India’s stock exchange heavyweights – the National Stock Exchange and the Bombay Stock Exchange – are gearing up for a fight for market share.
Spurred on by the threat of competition from new entrants and the prospect that India’s economy will continue to see growth of at least 7 per cent over the next few years, the NSE and BSE have announced a series of new products, hires and alliances.
India’s benchmark Sensex index has risen more than 70 per cent so far this year, making it one of the 10 best performing markets around the world. GDP, meanwhile, grew 6.1 per cent in the three months to the end of June, indicating the economy may have bottomed out.
The timing of the rebound, in the economy and stock market, could not be better for Madhu Kannan, chief executive of the BSE, the oldest of India’s more than 20 or so exchanges.
The appointment of Mr Kannan, who was only 36 when he took over in May, marked something of a change of strategy for an exchange that has been struggling to regain market share since its cross-town rival the NSE burst on to the scene nearly 15 years ago.
Before its arrival, the BSE had 80 per cent of the market. In 12 months the NSE hit the same level and the BSE has been trying to claw back market share ever since.
Mr Kannan hopes to upgrade the exchange’s technology, improve client relationships and make better use of its existing relationships with the Singapore stock exchange and Deutsche Börse.

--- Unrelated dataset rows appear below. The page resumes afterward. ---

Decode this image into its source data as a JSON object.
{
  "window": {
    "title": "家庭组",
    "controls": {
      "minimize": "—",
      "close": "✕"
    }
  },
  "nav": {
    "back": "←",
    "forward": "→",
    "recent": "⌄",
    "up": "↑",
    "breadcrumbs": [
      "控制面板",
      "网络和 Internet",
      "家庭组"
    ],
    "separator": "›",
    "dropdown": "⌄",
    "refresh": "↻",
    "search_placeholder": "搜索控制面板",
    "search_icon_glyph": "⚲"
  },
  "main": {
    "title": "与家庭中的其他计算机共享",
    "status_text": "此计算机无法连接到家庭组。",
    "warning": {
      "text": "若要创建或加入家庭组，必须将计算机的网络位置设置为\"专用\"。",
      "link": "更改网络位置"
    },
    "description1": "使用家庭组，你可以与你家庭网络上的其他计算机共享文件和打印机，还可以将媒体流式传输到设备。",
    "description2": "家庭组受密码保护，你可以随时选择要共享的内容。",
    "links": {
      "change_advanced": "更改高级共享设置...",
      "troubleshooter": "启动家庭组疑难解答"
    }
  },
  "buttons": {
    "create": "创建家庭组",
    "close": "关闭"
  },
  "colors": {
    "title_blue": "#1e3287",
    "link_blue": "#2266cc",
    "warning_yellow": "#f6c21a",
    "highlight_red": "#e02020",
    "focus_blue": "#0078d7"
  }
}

In August, the BSE announced it had taken a 15 per cent stake in the newly formed United Stock Exchange to help drive the development and growth of both interest rate and currency derivatives markets. It will also start trading interest rate futures in the next couple of months.
But the NSE has pipped it to the post, becoming the first exchange, at the end of August, to resume trading in interest rate futures. A previous attempt to introduce the contract flopped in 2003 due to pricing issues and the regulator’s failure to allow banks to trade the product. The new contracts can now be traded by banks and are open to some foreign participation.

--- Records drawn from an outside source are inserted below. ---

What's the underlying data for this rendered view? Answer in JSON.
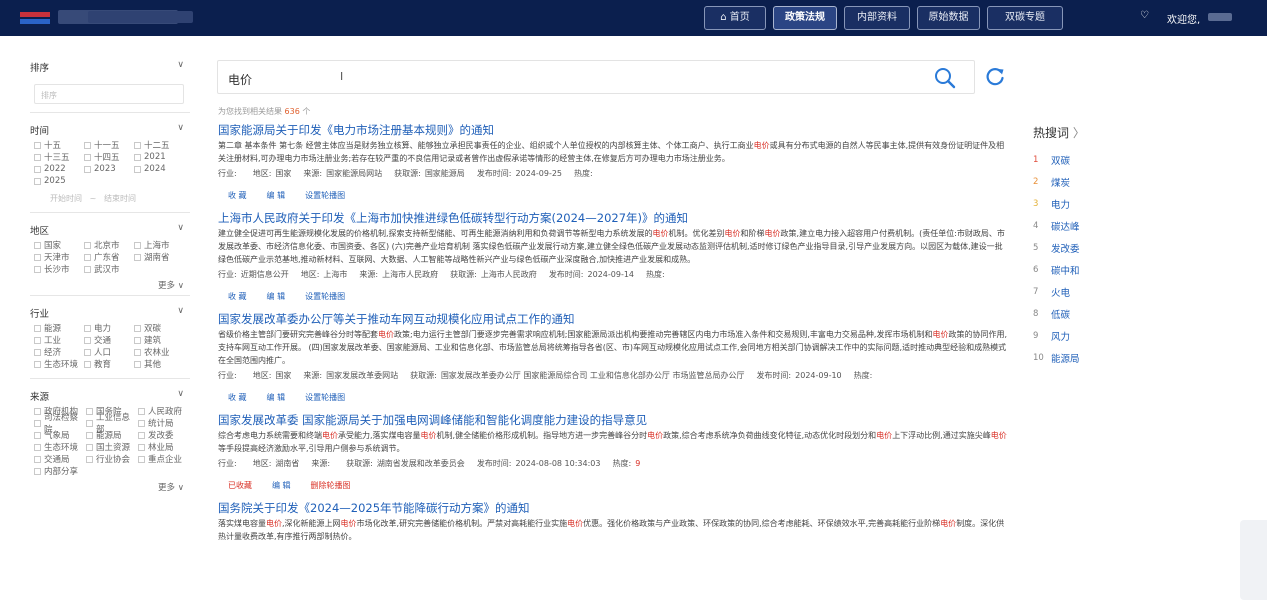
{
  "header": {
    "nav": [
      {
        "label": "首页",
        "icon": "home-icon"
      },
      {
        "label": "政策法规"
      },
      {
        "label": "内部资料"
      },
      {
        "label": "原始数据"
      },
      {
        "label": "双碳专题"
      }
    ],
    "welcome": "欢迎您,"
  },
  "sidebar": {
    "sort": {
      "title": "排序",
      "placeholder": "排序"
    },
    "time": {
      "title": "时间",
      "options": [
        "十五",
        "十一五",
        "十二五",
        "十三五",
        "十四五",
        "2021",
        "2022",
        "2023",
        "2024",
        "2025"
      ],
      "start_placeholder": "开始时间",
      "separator": "~",
      "end_placeholder": "结束时间"
    },
    "region": {
      "title": "地区",
      "options": [
        "国家",
        "北京市",
        "上海市",
        "天津市",
        "广东省",
        "湖南省",
        "长沙市",
        "武汉市"
      ],
      "more": "更多"
    },
    "industry": {
      "title": "行业",
      "options": [
        "能源",
        "电力",
        "双碳",
        "工业",
        "交通",
        "建筑",
        "经济",
        "人口",
        "农林业",
        "生态环境",
        "教育",
        "其他"
      ]
    },
    "source": {
      "title": "来源",
      "options": [
        "政府机构",
        "国务院",
        "人民政府",
        "司法检察院",
        "工业信息部",
        "统计局",
        "气象局",
        "能源局",
        "发改委",
        "生态环境",
        "国土资源",
        "林业局",
        "交通局",
        "行业协会",
        "重点企业",
        "内部分享"
      ],
      "more": "更多"
    }
  },
  "search": {
    "query": "电价",
    "found_prefix": "为您找到相关结果",
    "found_count": "636",
    "found_suffix": "个"
  },
  "results": [
    {
      "title": "国家能源局关于印发《电力市场注册基本规则》的通知",
      "body": [
        {
          "t": "第二章 基本条件 第七条 经营主体应当是财务独立核算、能够独立承担民事责任的企业、组织或个人单位授权的内部核算主体、个体工商户、执行工商业"
        },
        {
          "t": "电价",
          "hl": true
        },
        {
          "t": "或具有分布式电源的自然人等民事主体,提供有效身份证明证件及相关注册材料,可办理电力市场注册业务;若存在较严重的不良信用记录或者曾作出虚假承诺等情形的经营主体,在修复后方可办理电力市场注册业务。"
        }
      ],
      "meta": [
        {
          "k": "行业:",
          "v": ""
        },
        {
          "k": "地区:",
          "v": "国家"
        },
        {
          "k": "来源:",
          "v": "国家能源局网站"
        },
        {
          "k": "获取源:",
          "v": "国家能源局"
        },
        {
          "k": "发布时间:",
          "v": "2024-09-25"
        },
        {
          "k": "热度:",
          "v": ""
        }
      ],
      "actions": [
        "收 藏",
        "编 辑",
        "设置轮播图"
      ],
      "favorited": false
    },
    {
      "title": "上海市人民政府关于印发《上海市加快推进绿色低碳转型行动方案(2024—2027年)》的通知",
      "body": [
        {
          "t": "建立健全促进可再生能源规模化发展的价格机制,探索支持新型储能、可再生能源消纳利用和负荷调节等新型电力系统发展的"
        },
        {
          "t": "电价",
          "hl": true
        },
        {
          "t": "机制。优化差别"
        },
        {
          "t": "电价",
          "hl": true
        },
        {
          "t": "和阶梯"
        },
        {
          "t": "电价",
          "hl": true
        },
        {
          "t": "政策,建立电力接入超容用户付费机制。(责任单位:市财政局、市发展改革委、市经济信息化委、市国资委、各区) (六)完善产业培育机制 落实绿色低碳产业发展行动方案,建立健全绿色低碳产业发展动态监测评估机制,适时修订绿色产业指导目录,引导产业发展方向。以园区为载体,建设一批绿色低碳产业示范基地,推动新材料、互联网、大数据、人工智能等战略性新兴产业与绿色低碳产业深度融合,加快推进产业发展和成熟。"
        }
      ],
      "meta": [
        {
          "k": "行业:",
          "v": "近期信息公开"
        },
        {
          "k": "地区:",
          "v": "上海市"
        },
        {
          "k": "来源:",
          "v": "上海市人民政府"
        },
        {
          "k": "获取源:",
          "v": "上海市人民政府"
        },
        {
          "k": "发布时间:",
          "v": "2024-09-14"
        },
        {
          "k": "热度:",
          "v": ""
        }
      ],
      "actions": [
        "收 藏",
        "编 辑",
        "设置轮播图"
      ],
      "favorited": false
    },
    {
      "title": "国家发展改革委办公厅等关于推动车网互动规模化应用试点工作的通知",
      "body": [
        {
          "t": "省级价格主管部门要研究完善峰谷分时等配套"
        },
        {
          "t": "电价",
          "hl": true
        },
        {
          "t": "政策;电力运行主管部门要逐步完善需求响应机制;国家能源局派出机构要推动完善辖区内电力市场准入条件和交易规则,丰富电力交易品种,发挥市场机制和"
        },
        {
          "t": "电价",
          "hl": true
        },
        {
          "t": "政策的协同作用,支持车网互动工作开展。 (四)国家发展改革委、国家能源局、工业和信息化部、市场监管总局将统筹指导各省(区、市)车网互动规模化应用试点工作,会同地方相关部门协调解决工作中的实际问题,适时推动典型经验和成熟模式在全国范围内推广。"
        }
      ],
      "meta": [
        {
          "k": "行业:",
          "v": ""
        },
        {
          "k": "地区:",
          "v": "国家"
        },
        {
          "k": "来源:",
          "v": "国家发展改革委网站"
        },
        {
          "k": "获取源:",
          "v": "国家发展改革委办公厅 国家能源局综合司 工业和信息化部办公厅 市场监管总局办公厅"
        },
        {
          "k": "发布时间:",
          "v": "2024-09-10"
        },
        {
          "k": "热度:",
          "v": ""
        }
      ],
      "actions": [
        "收 藏",
        "编 辑",
        "设置轮播图"
      ],
      "favorited": false
    },
    {
      "title": "国家发展改革委 国家能源局关于加强电网调峰储能和智能化调度能力建设的指导意见",
      "body": [
        {
          "t": "综合考虑电力系统需要和终端"
        },
        {
          "t": "电价",
          "hl": true
        },
        {
          "t": "承受能力,落实煤电容量"
        },
        {
          "t": "电价",
          "hl": true
        },
        {
          "t": "机制,健全储能价格形成机制。指导地方进一步完善峰谷分时"
        },
        {
          "t": "电价",
          "hl": true
        },
        {
          "t": "政策,综合考虑系统净负荷曲线变化特征,动态优化时段划分和"
        },
        {
          "t": "电价",
          "hl": true
        },
        {
          "t": "上下浮动比例,通过实施尖峰"
        },
        {
          "t": "电价",
          "hl": true
        },
        {
          "t": "等手段提高经济激励水平,引导用户侧参与系统调节。"
        }
      ],
      "meta": [
        {
          "k": "行业:",
          "v": ""
        },
        {
          "k": "地区:",
          "v": "湖南省"
        },
        {
          "k": "来源:",
          "v": ""
        },
        {
          "k": "获取源:",
          "v": "湖南省发展和改革委员会"
        },
        {
          "k": "发布时间:",
          "v": "2024-08-08 10:34:03"
        },
        {
          "k": "热度:",
          "v": "9"
        }
      ],
      "actions": [
        "已收藏",
        "编 辑",
        "删除轮播图"
      ],
      "favorited": true
    },
    {
      "title": "国务院关于印发《2024—2025年节能降碳行动方案》的通知",
      "body": [
        {
          "t": "落实煤电容量"
        },
        {
          "t": "电价",
          "hl": true
        },
        {
          "t": ",深化新能源上网"
        },
        {
          "t": "电价",
          "hl": true
        },
        {
          "t": "市场化改革,研究完善储能价格机制。严禁对高耗能行业实施"
        },
        {
          "t": "电价",
          "hl": true
        },
        {
          "t": "优惠。强化价格政策与产业政策、环保政策的协同,综合考虑能耗、环保绩效水平,完善高耗能行业阶梯"
        },
        {
          "t": "电价",
          "hl": true
        },
        {
          "t": "制度。深化供热计量收费改革,有序推行两部制热价。"
        }
      ],
      "meta": [],
      "actions": [],
      "favorited": false
    }
  ],
  "hot": {
    "title": "热搜词",
    "items": [
      "双碳",
      "煤炭",
      "电力",
      "碳达峰",
      "发改委",
      "碳中和",
      "火电",
      "低碳",
      "风力",
      "能源局"
    ]
  }
}
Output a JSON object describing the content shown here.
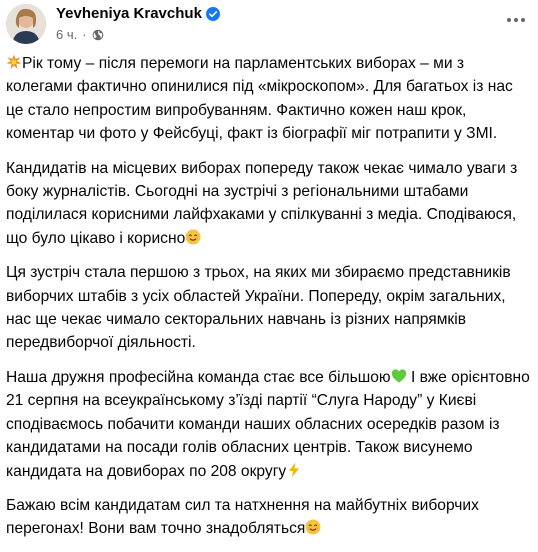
{
  "post": {
    "author": "Yevheniya Kravchuk",
    "time": "6 ч.",
    "separator": "·",
    "paragraphs": [
      {
        "lead_icon": "sparkle-burst-icon",
        "text": "Рік тому – після перемоги на парламентських виборах – ми з колегами фактично опинилися під «мікроскопом». Для багатьох із нас це стало непростим випробуванням. Фактично кожен наш крок, коментар чи фото у Фейсбуці, факт із біографії міг потрапити у ЗМІ.",
        "trail_icon": ""
      },
      {
        "lead_icon": "",
        "text": "Кандидатів на місцевих виборах попереду також чекає чимало уваги з боку журналістів. Сьогодні на зустрічі з регіональними штабами поділилася корисними лайфхаками у спілкуванні з медіа. Сподіваюся, що було цікаво і корисно",
        "trail_icon": "smiling-face-icon"
      },
      {
        "lead_icon": "",
        "text": "Ця зустріч стала першою з трьох, на яких ми збираємо представників виборчих штабів з усіх областей України. Попереду, окрім загальних, нас ще чекає чимало секторальних навчань із різних напрямків передвиборчої діяльності.",
        "trail_icon": ""
      },
      {
        "lead_icon": "",
        "text_a": "Наша дружня професійна команда стає все більшою",
        "mid_icon": "green-heart-icon",
        "text_b": " І вже орієнтовно 21 серпня на всеукраїнському з’їзді партії “Слуга Народу” у Києві сподіваємось побачити команди наших обласних осередків разом із кандидатами на посади голів обласних центрів. Також висунемо кандидата на довиборах по 208 округу",
        "trail_icon": "lightning-icon"
      },
      {
        "lead_icon": "",
        "text": "Бажаю всім кандидатам сил та натхнення на майбутніх виборчих перегонах! Вони вам точно знадобляться",
        "trail_icon": "smiling-face-icon"
      }
    ]
  },
  "colors": {
    "text": "#050505",
    "meta": "#65676b",
    "verified": "#1877f2",
    "heart": "#5fcb3c",
    "lightning": "#f7b500",
    "emoji_face": "#f7c33b"
  }
}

Ravi Narain, chief executive of the NSE, is upbeat about the exchange’s ability to grow and innovate and says he welcomes competition. He also wants the exchange to offer a full range of asset classes.
Since 2000, the NSE has, among other things, rolled out internet trading, exchange traded funds, a volatility index and currency futures. It is also looking at creating a platform for small and medium-sized enterprises, and appears to be responding to increased competition where it hurts. It said this month it would lower trading costs in futures and options and cash segments by 10 per cent.

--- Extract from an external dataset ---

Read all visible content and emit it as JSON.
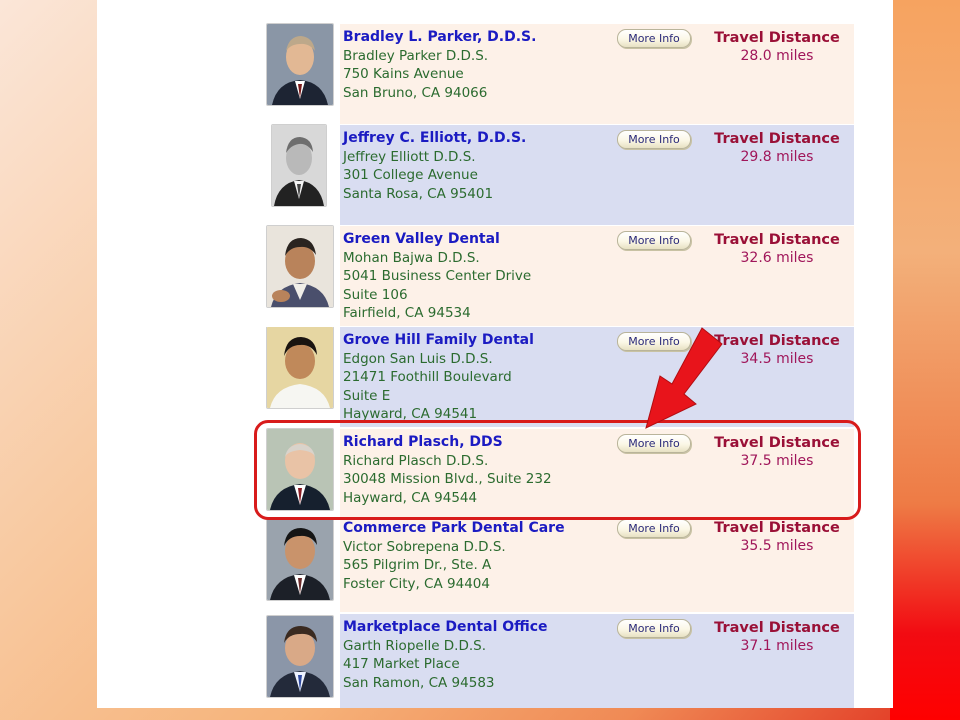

Adding to the pressure on the NSE and BSE is the arrival of a significant new entrant to the market. The Multi Commodity Exchange of India, controlled by Indian markets entrepreneur Jignesh Shah’s Financial Technologies group, is poised to start its own stock exchange.
MCX-SX will form part of a portfolio offering trade in interest rate futures, ETFs and fixed income. The exchange already offers trading in currency futures.
Joseph Massey, chief executive of MCX-SX, believes there is room for another stock exchange at a time when the government is moving towards financial deregulation and is pushing to give India’s rural population the same access to financial services as their urban counterparts.
Currently 1.4 per cent of India’s population participates in the capital markets compared with 40 to 45 per cent in developed countries. In addition more than 90 per cent of exchange trade is confined to only 10 cities in India, according to the MCX.
Mr Massey says the scope for growth in the types of products on offer is also large, adding that while SME’s, currency, bonds and derivatives make up to 80 per cent of trade in other markets, many of these asset classes are still only in their infancy in India.
“Until recently the asset class in the public domain was equities. Other products were non-existent. Now we have the opportunity to provide different shades of investment products,” says Mr Massey.
Analysts say the combination of greater competition between the exchanges and strong fundamentals is great news for investors.
“The last 10 years have been remarkable. We’ve gone from being one of the least efficient markets to one of the most efficient. There are now 7,000 stocks listed,” says Sukumar Rajah, managing director and chief investment officer for Asian equities at Franklin Templeton Investments in India.
Mr Rajah says at the moment less than 5 per cent of personal savings in India are invested in the market. But with Indian GDP expected to grow at between 7 to 9 per cent on average over the next five to 10 years, he says the outlook for India is good.
“With this type of growth there is room for companies to expand . . . so for both local and global investors, this market will continue to be interesting.”
Source: FT, 20.09.2009 by Mary Watkins
Filed under: Asia, Exchanges, India, News, BSE Bombay Stock Exchange, Derivatives, Deutsche Börse, Exchanges, Index, India, Jignesh Shah, MCX, NSE National Stock Exchange India, SENSEX, SGX Singapore Stock Exchange